The problem is that if one over accelerates, the flex can not only stress, then release too early, it often reaches inline well before impact then overtakes the hands and comes into impact with a reverse “C” and that often means snaphook… unless one is then compensating with their hands to open the face out of sync with their pivot.
If you’re playing all the time… hitting lots of balls… it not impossible to get a feel for having differing flexes in your shafts. This is what most golfers do. However, it is not necessary either.
I like heavy iron shafts… heavy shafts in general… because I hit the ball with the entire club right into the body. Think of hitting something with a 2x4 compared with the same dead weight but suspended on the end of a string.
I recently put a set of Project X shafts a fellow pro had custom done at the factory on my deflection board and these shafts were all over the place. They were some of the worst shafts I have ever seen, and he was having all kinds of problems with varying ball flight from short irons into the longer irons because of this. I had him hit my set of 1964 ProPel 1’s and he started lasering the irons. His swing was fine… I could see that. So immediately we went in to test his gear. It was pretty shocking how inconsistent these iron shafts were… and his driver shaft was some high tech wonder that would have a better home in a trash can as far as I’m concerned. He would hook one out of every 5 drives he would hit. I handed him mine, and he couldn’t hit it left …period. So I just told him to look into getting the stiffest piece of graphite they could come up with. But I will say he was a VERY strong guy also.
The obsession with swing weight and frequency matching is a dark rabbit hole to go down into for a hitter. Now for swingers… it may not be. Swing easy… smooth tempo, relax the hands and body when you swing… that’s swingers stuff.
I like to grip it firm… slot it… and then hit it hard and take left out of the equation with how I have my gear set up… stiff, flat lie angles… heavy heads. Hogan, Palmer, Watkins, Floyd, Knudson, they all knew this stuff. Nothing new.
But the #1 player in the world has no clue about this stuff, and it shows.
Sound like you’re doing it right as per conventional instructions. But we like to play them really stiff, so tip a X steel wood shaft all the way. I find that they don’t feel too stiff at all like that which is what you would expect. I’ve not moved onto trying an iron shaft in a driver yet, but its just a matter of time cause I have made one for a friend. I find S300s hard stepped to be stiff enough for my irons, but S300 would be no way near stiff enough for a driver.
I like that image of the 2x4 above. That is an image I’ve been working with as I’ve been drilling. I’m just trying to get my gear to mimic the feel of hitting with a 2x4 that I have in my head.
IIn light of that, would you say that its better to sacrifice the distance on the front end so that one can learn the proper mechanics and built the appropriate golf muscles and combine the accuracy and power game at later time?
Yes I have reshafted a set of Hogan PC5 irons with these shafts.

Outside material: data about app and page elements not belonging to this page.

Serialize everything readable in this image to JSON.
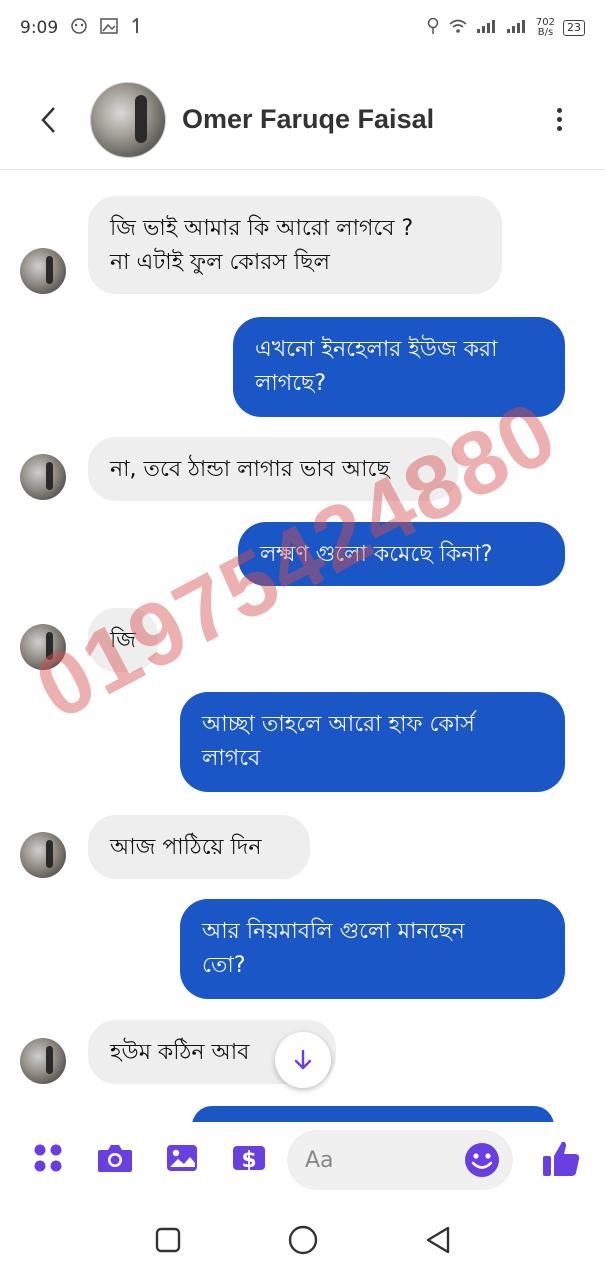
{
  "status_bar": {
    "time": "9:09",
    "left_icons": [
      "face-icon",
      "image-icon",
      "one-icon"
    ],
    "net_speed_value": "702",
    "net_speed_unit": "B/s",
    "battery": "23"
  },
  "header": {
    "contact_name": "Omer Faruqe Faisal"
  },
  "messages": [
    {
      "direction": "in",
      "text_line1": "জি ভাই আমার কি আরো লাগবে ?",
      "text_line2": "না এটাই ফুল কোরস ছিল"
    },
    {
      "direction": "out",
      "text_line1": "এখনো ইনহেলার ইউজ করা",
      "text_line2": "লাগছে?"
    },
    {
      "direction": "in",
      "text_line1": "না, তবে ঠান্ডা লাগার ভাব আছে"
    },
    {
      "direction": "out",
      "text_line1": "লক্ষ্মণ গুলো কমেছে কিনা?"
    },
    {
      "direction": "in",
      "text_line1": "জি"
    },
    {
      "direction": "out",
      "text_line1": "আচ্ছা তাহলে আরো হাফ কোর্স",
      "text_line2": "লাগবে"
    },
    {
      "direction": "in",
      "text_line1": "আজ পাঠিয়ে দিন"
    },
    {
      "direction": "out",
      "text_line1": "আর নিয়মাবলি গুলো মানছেন",
      "text_line2": "তো?"
    },
    {
      "direction": "in",
      "text_line1": "হউম কঠিন আব"
    }
  ],
  "watermark": "01975424880",
  "composer": {
    "placeholder": "Aa"
  },
  "colors": {
    "accent": "#6a3fe0",
    "outgoing_bubble": "#1a56c5",
    "incoming_bubble": "#eeeeee"
  }
}
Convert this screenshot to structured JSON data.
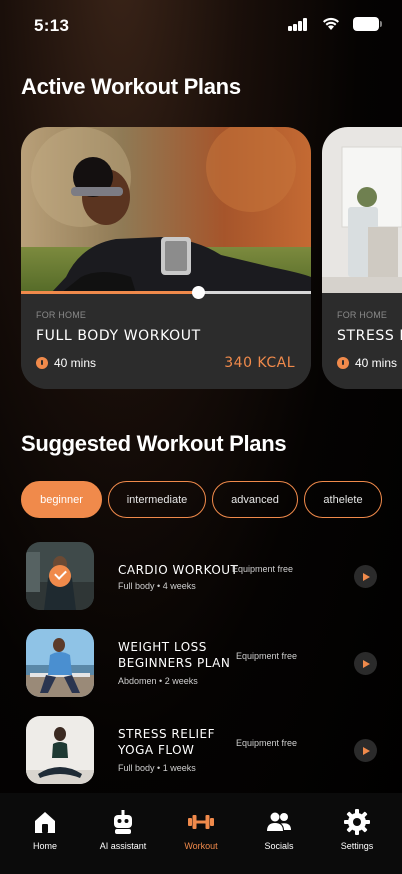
{
  "status": {
    "time": "5:13"
  },
  "active": {
    "heading": "Active Workout Plans",
    "cards": [
      {
        "tag": "FOR HOME",
        "title": "FULL BODY WORKOUT",
        "duration": "40 mins",
        "kcal": "340 KCAL",
        "progress": 0.61
      },
      {
        "tag": "FOR HOME",
        "title": "STRESS R",
        "duration": "40 mins"
      }
    ]
  },
  "suggested": {
    "heading": "Suggested Workout Plans",
    "filters": [
      {
        "label": "beginner",
        "active": true
      },
      {
        "label": "intermediate",
        "active": false
      },
      {
        "label": "advanced",
        "active": false
      },
      {
        "label": "athelete",
        "active": false
      }
    ],
    "items": [
      {
        "title_line1": "CARDIO WORKOUT",
        "title_line2": "",
        "equipment": "Equipment free",
        "area": "Full body",
        "weeks": "4 weeks",
        "completed": true
      },
      {
        "title_line1": "WEIGHT LOSS",
        "title_line2": "BEGINNERS PLAN",
        "equipment": "Equipment free",
        "area": "Abdomen",
        "weeks": "2 weeks",
        "completed": false
      },
      {
        "title_line1": "STRESS RELIEF",
        "title_line2": "YOGA FLOW",
        "equipment": "Equipment free",
        "area": "Full body",
        "weeks": "1 weeks",
        "completed": false
      }
    ]
  },
  "nav": {
    "items": [
      {
        "label": "Home",
        "icon": "home-icon"
      },
      {
        "label": "AI assistant",
        "icon": "robot-icon"
      },
      {
        "label": "Workout",
        "icon": "dumbbell-icon",
        "active": true
      },
      {
        "label": "Socials",
        "icon": "people-icon"
      },
      {
        "label": "Settings",
        "icon": "gear-icon"
      }
    ]
  },
  "colors": {
    "accent": "#f08a4b",
    "background": "#000000",
    "card": "#2c2c2c"
  }
}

I love them, they feel like telephone poles because of the fact that they are STIFF and the weight is everywhere, not just in the grip and in the head…
I have a Macgregor driver and 4 wood with this shaft also and those play great.